*** Opening of Supplied entries ***
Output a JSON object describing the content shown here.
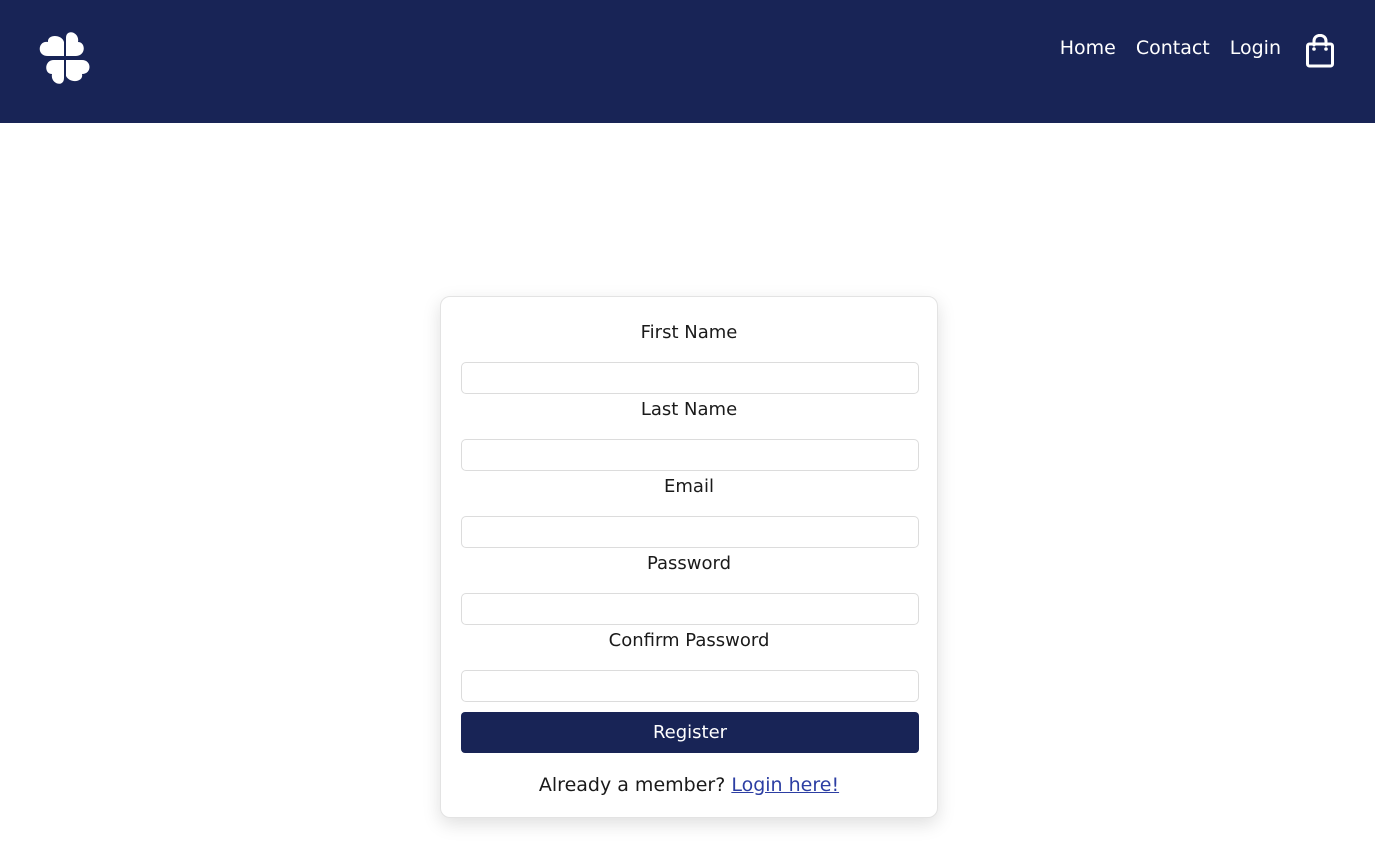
{
  "header": {
    "logo_icon": "clover-hearts-logo-icon",
    "nav": [
      {
        "label": "Home"
      },
      {
        "label": "Contact"
      },
      {
        "label": "Login"
      }
    ],
    "cart_icon": "shopping-bag-icon"
  },
  "form": {
    "fields": [
      {
        "label": "First Name",
        "value": ""
      },
      {
        "label": "Last Name",
        "value": ""
      },
      {
        "label": "Email",
        "value": ""
      },
      {
        "label": "Password",
        "value": ""
      },
      {
        "label": "Confirm Password",
        "value": ""
      }
    ],
    "submit_label": "Register",
    "member_prompt": "Already a member?",
    "login_link": "Login here!"
  },
  "colors": {
    "navy": "#182456",
    "link": "#2c3ea3"
  }
}
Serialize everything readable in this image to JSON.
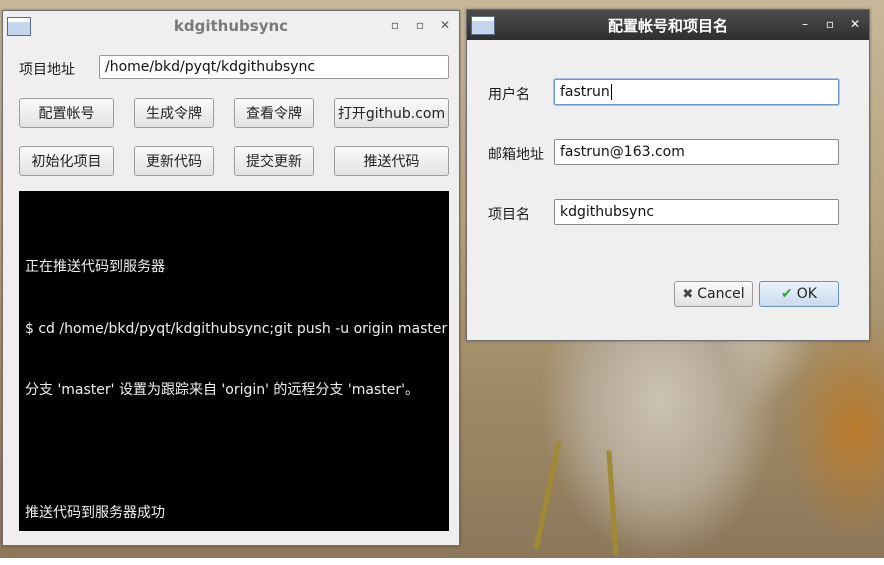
{
  "main_window": {
    "title": "kdgithubsync",
    "controls": {
      "minimize": "▫",
      "maximize": "▫",
      "close": "✕"
    },
    "project_path_label": "项目地址",
    "project_path_value": "/home/bkd/pyqt/kdgithubsync",
    "buttons_row1": [
      "配置帐号",
      "生成令牌",
      "查看令牌",
      "打开github.com"
    ],
    "buttons_row2": [
      "初始化项目",
      "更新代码",
      "提交更新",
      "推送代码"
    ],
    "console_lines": [
      "正在推送代码到服务器",
      "$ cd /home/bkd/pyqt/kdgithubsync;git push -u origin master",
      "分支 'master' 设置为跟踪来自 'origin' 的远程分支 'master'。",
      "",
      "推送代码到服务器成功"
    ]
  },
  "dialog": {
    "title": "配置帐号和项目名",
    "username_label": "用户名",
    "username_value": "fastrun",
    "email_label": "邮箱地址",
    "email_value": "fastrun@163.com",
    "project_label": "项目名",
    "project_value": "kdgithubsync",
    "cancel_label": "Cancel",
    "ok_label": "OK"
  }
}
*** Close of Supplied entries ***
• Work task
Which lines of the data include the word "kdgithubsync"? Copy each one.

• Solution to this problem
    "title": "kdgithubsync",
    "project_path_value": "/home/bkd/pyqt/kdgithubsync",
      "$ cd /home/bkd/pyqt/kdgithubsync;git push -u origin master",
    "project_value": "kdgithubsync",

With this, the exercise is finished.